### Problem requirements
Below are the records. Count the lines containing the string "ssae", and reply with the number alone.

Source records

= Beginning of Section =

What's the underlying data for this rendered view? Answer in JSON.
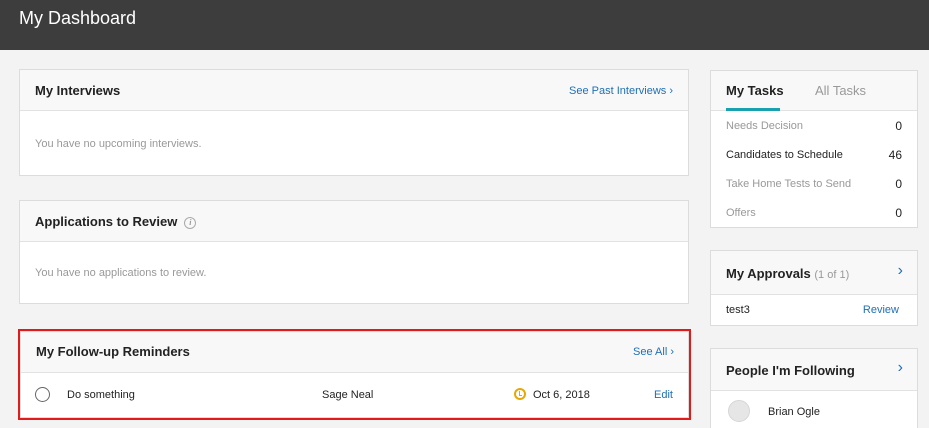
{
  "header": {
    "title": "My Dashboard"
  },
  "interviews": {
    "title": "My Interviews",
    "link": "See Past Interviews",
    "empty": "You have no upcoming interviews."
  },
  "applications": {
    "title": "Applications to Review",
    "empty": "You have no applications to review."
  },
  "reminders": {
    "title": "My Follow-up Reminders",
    "link": "See All",
    "items": [
      {
        "task": "Do something",
        "person": "Sage Neal",
        "date": "Oct 6, 2018",
        "action": "Edit"
      }
    ]
  },
  "tasks": {
    "tabs": [
      "My Tasks",
      "All Tasks"
    ],
    "rows": [
      {
        "label": "Needs Decision",
        "count": "0"
      },
      {
        "label": "Candidates to Schedule",
        "count": "46"
      },
      {
        "label": "Take Home Tests to Send",
        "count": "0"
      },
      {
        "label": "Offers",
        "count": "0"
      }
    ]
  },
  "approvals": {
    "title": "My Approvals",
    "count": "(1 of 1)",
    "item": "test3",
    "action": "Review"
  },
  "following": {
    "title": "People I'm Following",
    "person": "Brian Ogle"
  },
  "colors": {
    "accent": "#1aa1b0",
    "link": "#1f6fb5",
    "highlight": "#e01b1b",
    "alarm": "#e8a800"
  }
}
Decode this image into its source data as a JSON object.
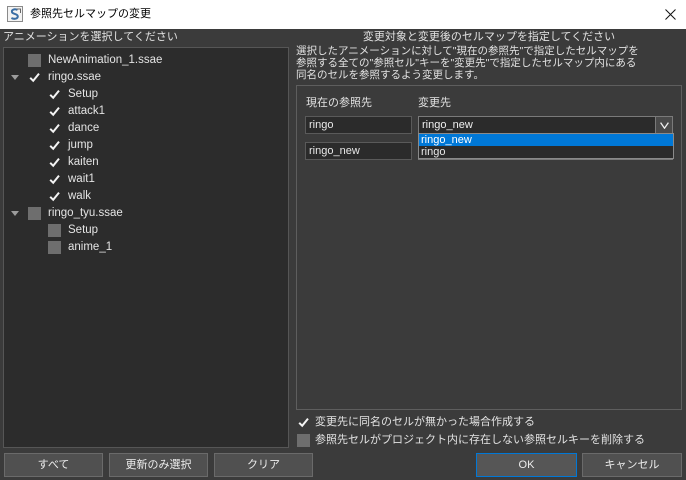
{
  "window": {
    "title": "参照先セルマップの変更"
  },
  "icons": {
    "app": "app-logo-icon",
    "close": "close-icon",
    "expand": "expand-arrow-icon",
    "dropdown": "chevron-down-icon",
    "check": "check-icon"
  },
  "animations": {
    "label": "アニメーションを選択してください",
    "tree": [
      {
        "label": "NewAnimation_1.ssae",
        "checked": false
      },
      {
        "label": "ringo.ssae",
        "checked": true,
        "expanded": true,
        "children": [
          {
            "label": "Setup",
            "checked": true
          },
          {
            "label": "attack1",
            "checked": true
          },
          {
            "label": "dance",
            "checked": true
          },
          {
            "label": "jump",
            "checked": true
          },
          {
            "label": "kaiten",
            "checked": true
          },
          {
            "label": "wait1",
            "checked": true
          },
          {
            "label": "walk",
            "checked": true
          }
        ]
      },
      {
        "label": "ringo_tyu.ssae",
        "checked": false,
        "expanded": true,
        "children": [
          {
            "label": "Setup",
            "checked": false
          },
          {
            "label": "anime_1",
            "checked": false
          }
        ]
      }
    ]
  },
  "cellmap": {
    "heading": "変更対象と変更後のセルマップを指定してください",
    "description": [
      "選択したアニメーションに対して\"現在の参照先\"で指定したセルマップを",
      "参照する全ての\"参照セル\"キーを\"変更先\"で指定したセルマップ内にある",
      "同名のセルを参照するよう変更します。"
    ],
    "column_current": "現在の参照先",
    "column_target": "変更先",
    "rows": [
      {
        "current": "ringo",
        "target": "ringo_new"
      },
      {
        "current": "ringo_new"
      }
    ],
    "dropdown_options": [
      {
        "label": "ringo_new",
        "highlighted": true
      },
      {
        "label": "ringo",
        "highlighted": false
      }
    ]
  },
  "options": [
    {
      "label": "変更先に同名のセルが無かった場合作成する",
      "checked": true
    },
    {
      "label": "参照先セルがプロジェクト内に存在しない参照セルキーを削除する",
      "checked": false
    }
  ],
  "buttons": {
    "select_all": "すべて",
    "select_updated": "更新のみ選択",
    "clear": "クリア",
    "ok": "OK",
    "cancel": "キャンセル"
  },
  "colors": {
    "accent": "#0078d7"
  }
}
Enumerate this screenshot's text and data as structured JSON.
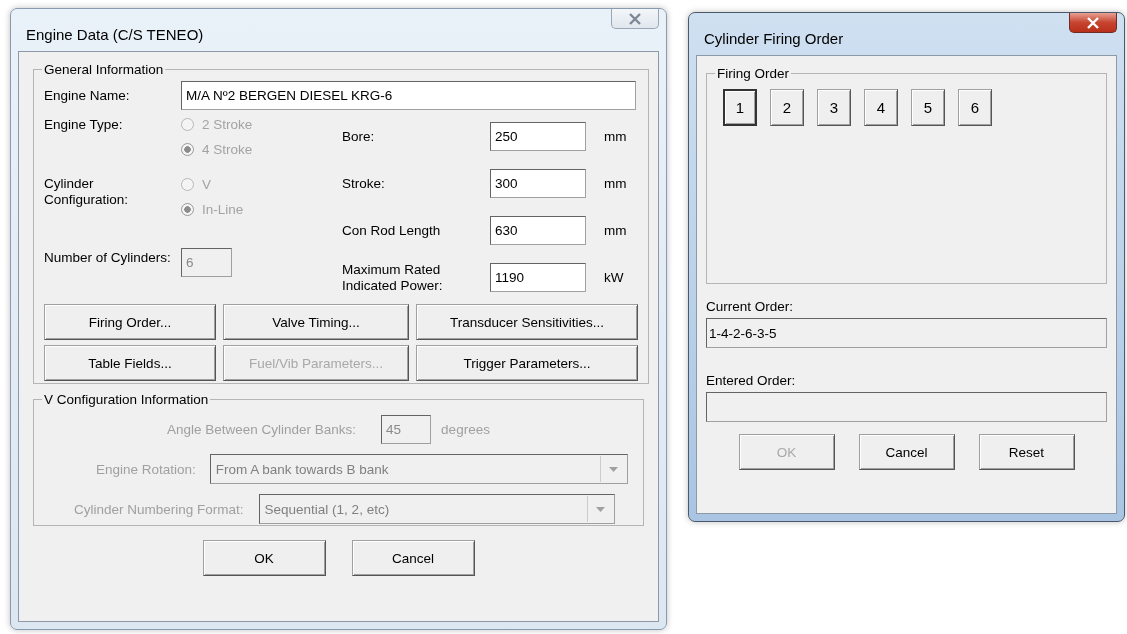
{
  "engine_window": {
    "title": "Engine Data (C/S TENEO)",
    "active": false,
    "general_information": {
      "title": "General Information",
      "engine_name": {
        "label": "Engine Name:",
        "value": "M/A Nº2 BERGEN DIESEL KRG-6"
      },
      "engine_type": {
        "label": "Engine Type:",
        "options": [
          {
            "label": "2 Stroke",
            "selected": false,
            "disabled": true
          },
          {
            "label": "4 Stroke",
            "selected": true,
            "disabled": true
          }
        ]
      },
      "cylinder_configuration": {
        "label": "Cylinder Configuration:",
        "options": [
          {
            "label": "V",
            "selected": false,
            "disabled": true
          },
          {
            "label": "In-Line",
            "selected": true,
            "disabled": true
          }
        ]
      },
      "number_of_cylinders": {
        "label": "Number of Cylinders:",
        "value": "6",
        "disabled": true
      },
      "measurements": [
        {
          "label": "Bore:",
          "value": "250",
          "unit": "mm"
        },
        {
          "label": "Stroke:",
          "value": "300",
          "unit": "mm"
        },
        {
          "label": "Con Rod Length",
          "value": "630",
          "unit": "mm"
        },
        {
          "label": "Maximum Rated Indicated Power:",
          "value": "1190",
          "unit": "kW"
        }
      ],
      "buttons": [
        {
          "label": "Firing Order...",
          "disabled": false
        },
        {
          "label": "Valve Timing...",
          "disabled": false
        },
        {
          "label": "Transducer Sensitivities...",
          "disabled": false
        },
        {
          "label": "Table Fields...",
          "disabled": false
        },
        {
          "label": "Fuel/Vib Parameters...",
          "disabled": true
        },
        {
          "label": "Trigger Parameters...",
          "disabled": false
        }
      ]
    },
    "v_configuration": {
      "title": "V Configuration Information",
      "disabled": true,
      "angle": {
        "label": "Angle Between Cylinder Banks:",
        "value": "45",
        "unit": "degrees"
      },
      "engine_rotation": {
        "label": "Engine Rotation:",
        "value": "From A bank towards B bank"
      },
      "numbering_format": {
        "label": "Cylinder Numbering Format:",
        "value": "Sequential (1, 2, etc)"
      }
    },
    "buttons": [
      {
        "label": "OK",
        "disabled": false
      },
      {
        "label": "Cancel",
        "disabled": false
      }
    ]
  },
  "firing_window": {
    "title": "Cylinder Firing Order",
    "active": true,
    "firing_order": {
      "title": "Firing Order",
      "cylinders": [
        {
          "label": "1",
          "selected": true
        },
        {
          "label": "2",
          "selected": false
        },
        {
          "label": "3",
          "selected": false
        },
        {
          "label": "4",
          "selected": false
        },
        {
          "label": "5",
          "selected": false
        },
        {
          "label": "6",
          "selected": false
        }
      ]
    },
    "current_order": {
      "label": "Current Order:",
      "value": "1-4-2-6-3-5"
    },
    "entered_order": {
      "label": "Entered Order:"
    },
    "buttons": [
      {
        "label": "OK",
        "disabled": true
      },
      {
        "label": "Cancel",
        "disabled": false
      },
      {
        "label": "Reset",
        "disabled": false
      }
    ]
  }
}
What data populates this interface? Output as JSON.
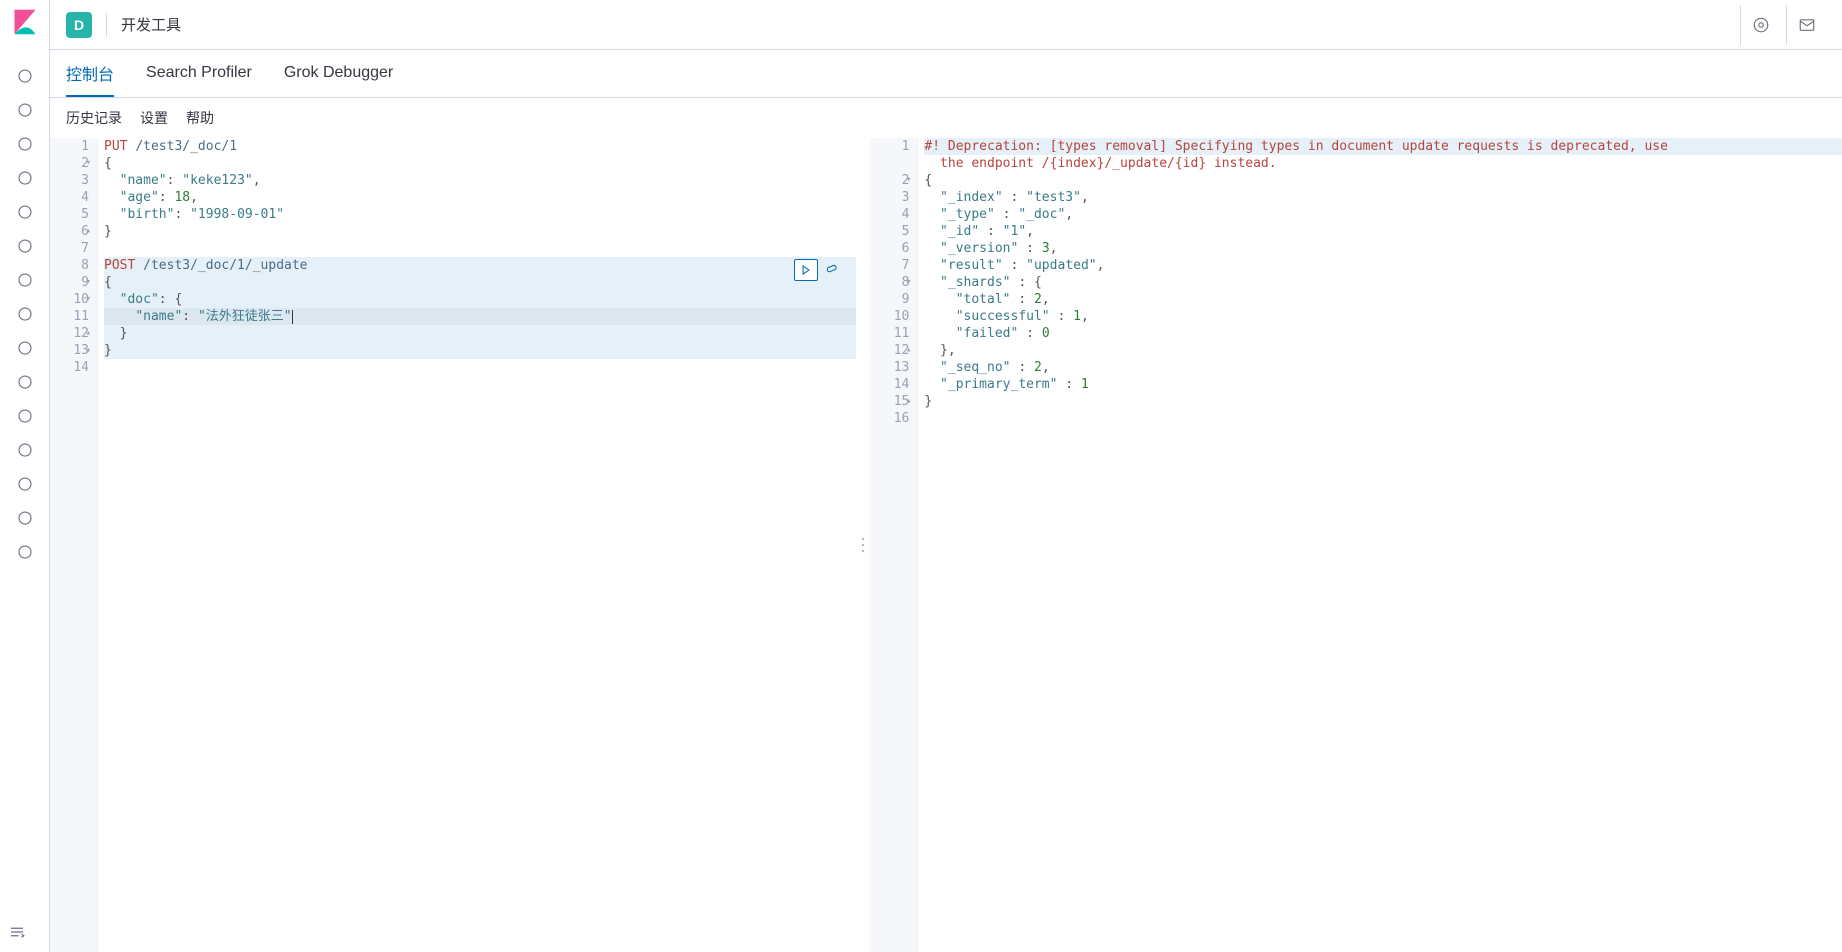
{
  "header": {
    "space_initial": "D",
    "breadcrumb": "开发工具"
  },
  "tabs": [
    {
      "label": "控制台",
      "active": true
    },
    {
      "label": "Search Profiler",
      "active": false
    },
    {
      "label": "Grok Debugger",
      "active": false
    }
  ],
  "subbar": {
    "history": "历史记录",
    "settings": "设置",
    "help": "帮助"
  },
  "editor": {
    "active_block_start": 8,
    "active_block_end": 13,
    "cursor_line": 11,
    "lines": [
      {
        "n": 1,
        "fold": "",
        "tokens": [
          [
            "method",
            "PUT"
          ],
          [
            "text",
            " "
          ],
          [
            "path",
            "/test3/_doc/1"
          ]
        ]
      },
      {
        "n": 2,
        "fold": "▾",
        "tokens": [
          [
            "punct",
            "{"
          ]
        ]
      },
      {
        "n": 3,
        "fold": "",
        "tokens": [
          [
            "text",
            "  "
          ],
          [
            "key",
            "\"name\""
          ],
          [
            "punct",
            ": "
          ],
          [
            "str",
            "\"keke123\""
          ],
          [
            "punct",
            ","
          ]
        ]
      },
      {
        "n": 4,
        "fold": "",
        "tokens": [
          [
            "text",
            "  "
          ],
          [
            "key",
            "\"age\""
          ],
          [
            "punct",
            ": "
          ],
          [
            "num",
            "18"
          ],
          [
            "punct",
            ","
          ]
        ]
      },
      {
        "n": 5,
        "fold": "",
        "tokens": [
          [
            "text",
            "  "
          ],
          [
            "key",
            "\"birth\""
          ],
          [
            "punct",
            ": "
          ],
          [
            "str",
            "\"1998-09-01\""
          ]
        ]
      },
      {
        "n": 6,
        "fold": "▴",
        "tokens": [
          [
            "punct",
            "}"
          ]
        ]
      },
      {
        "n": 7,
        "fold": "",
        "tokens": []
      },
      {
        "n": 8,
        "fold": "",
        "tokens": [
          [
            "method",
            "POST"
          ],
          [
            "text",
            " "
          ],
          [
            "path",
            "/test3/_doc/1/_update"
          ]
        ]
      },
      {
        "n": 9,
        "fold": "▾",
        "tokens": [
          [
            "punct",
            "{"
          ]
        ]
      },
      {
        "n": 10,
        "fold": "▾",
        "tokens": [
          [
            "text",
            "  "
          ],
          [
            "key",
            "\"doc\""
          ],
          [
            "punct",
            ": {"
          ]
        ]
      },
      {
        "n": 11,
        "fold": "",
        "tokens": [
          [
            "text",
            "    "
          ],
          [
            "key",
            "\"name\""
          ],
          [
            "punct",
            ": "
          ],
          [
            "str",
            "\"法外狂徒张三\""
          ]
        ]
      },
      {
        "n": 12,
        "fold": "▴",
        "tokens": [
          [
            "text",
            "  "
          ],
          [
            "punct",
            "}"
          ]
        ]
      },
      {
        "n": 13,
        "fold": "▴",
        "tokens": [
          [
            "punct",
            "}"
          ]
        ]
      },
      {
        "n": 14,
        "fold": "",
        "tokens": []
      }
    ]
  },
  "response": {
    "lines": [
      {
        "n": 1,
        "fold": "",
        "tokens": [
          [
            "err",
            "#! Deprecation: [types removal] Specifying types in document update requests is deprecated, use"
          ]
        ],
        "hl": true
      },
      {
        "n": "",
        "fold": "",
        "tokens": [
          [
            "err",
            "  the endpoint /{index}/_update/{id} instead."
          ]
        ]
      },
      {
        "n": 2,
        "fold": "▾",
        "tokens": [
          [
            "punct",
            "{"
          ]
        ]
      },
      {
        "n": 3,
        "fold": "",
        "tokens": [
          [
            "text",
            "  "
          ],
          [
            "key",
            "\"_index\""
          ],
          [
            "punct",
            " : "
          ],
          [
            "str",
            "\"test3\""
          ],
          [
            "punct",
            ","
          ]
        ]
      },
      {
        "n": 4,
        "fold": "",
        "tokens": [
          [
            "text",
            "  "
          ],
          [
            "key",
            "\"_type\""
          ],
          [
            "punct",
            " : "
          ],
          [
            "str",
            "\"_doc\""
          ],
          [
            "punct",
            ","
          ]
        ]
      },
      {
        "n": 5,
        "fold": "",
        "tokens": [
          [
            "text",
            "  "
          ],
          [
            "key",
            "\"_id\""
          ],
          [
            "punct",
            " : "
          ],
          [
            "str",
            "\"1\""
          ],
          [
            "punct",
            ","
          ]
        ]
      },
      {
        "n": 6,
        "fold": "",
        "tokens": [
          [
            "text",
            "  "
          ],
          [
            "key",
            "\"_version\""
          ],
          [
            "punct",
            " : "
          ],
          [
            "num",
            "3"
          ],
          [
            "punct",
            ","
          ]
        ]
      },
      {
        "n": 7,
        "fold": "",
        "tokens": [
          [
            "text",
            "  "
          ],
          [
            "key",
            "\"result\""
          ],
          [
            "punct",
            " : "
          ],
          [
            "str",
            "\"updated\""
          ],
          [
            "punct",
            ","
          ]
        ]
      },
      {
        "n": 8,
        "fold": "▾",
        "tokens": [
          [
            "text",
            "  "
          ],
          [
            "key",
            "\"_shards\""
          ],
          [
            "punct",
            " : {"
          ]
        ]
      },
      {
        "n": 9,
        "fold": "",
        "tokens": [
          [
            "text",
            "    "
          ],
          [
            "key",
            "\"total\""
          ],
          [
            "punct",
            " : "
          ],
          [
            "num",
            "2"
          ],
          [
            "punct",
            ","
          ]
        ]
      },
      {
        "n": 10,
        "fold": "",
        "tokens": [
          [
            "text",
            "    "
          ],
          [
            "key",
            "\"successful\""
          ],
          [
            "punct",
            " : "
          ],
          [
            "num",
            "1"
          ],
          [
            "punct",
            ","
          ]
        ]
      },
      {
        "n": 11,
        "fold": "",
        "tokens": [
          [
            "text",
            "    "
          ],
          [
            "key",
            "\"failed\""
          ],
          [
            "punct",
            " : "
          ],
          [
            "num",
            "0"
          ]
        ]
      },
      {
        "n": 12,
        "fold": "▴",
        "tokens": [
          [
            "text",
            "  "
          ],
          [
            "punct",
            "},"
          ]
        ]
      },
      {
        "n": 13,
        "fold": "",
        "tokens": [
          [
            "text",
            "  "
          ],
          [
            "key",
            "\"_seq_no\""
          ],
          [
            "punct",
            " : "
          ],
          [
            "num",
            "2"
          ],
          [
            "punct",
            ","
          ]
        ]
      },
      {
        "n": 14,
        "fold": "",
        "tokens": [
          [
            "text",
            "  "
          ],
          [
            "key",
            "\"_primary_term\""
          ],
          [
            "punct",
            " : "
          ],
          [
            "num",
            "1"
          ]
        ]
      },
      {
        "n": 15,
        "fold": "▴",
        "tokens": [
          [
            "punct",
            "}"
          ]
        ]
      },
      {
        "n": 16,
        "fold": "",
        "tokens": []
      }
    ]
  },
  "sidebar_icons": [
    "clock-icon",
    "compass-icon",
    "chart-icon",
    "layers-icon",
    "bank-icon",
    "pin-icon",
    "graph-icon",
    "user-icon",
    "lab-icon",
    "insert-icon",
    "upload-icon",
    "rss-icon",
    "wrench-icon",
    "heartbeat-icon",
    "gear-icon"
  ]
}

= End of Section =

### Response area
3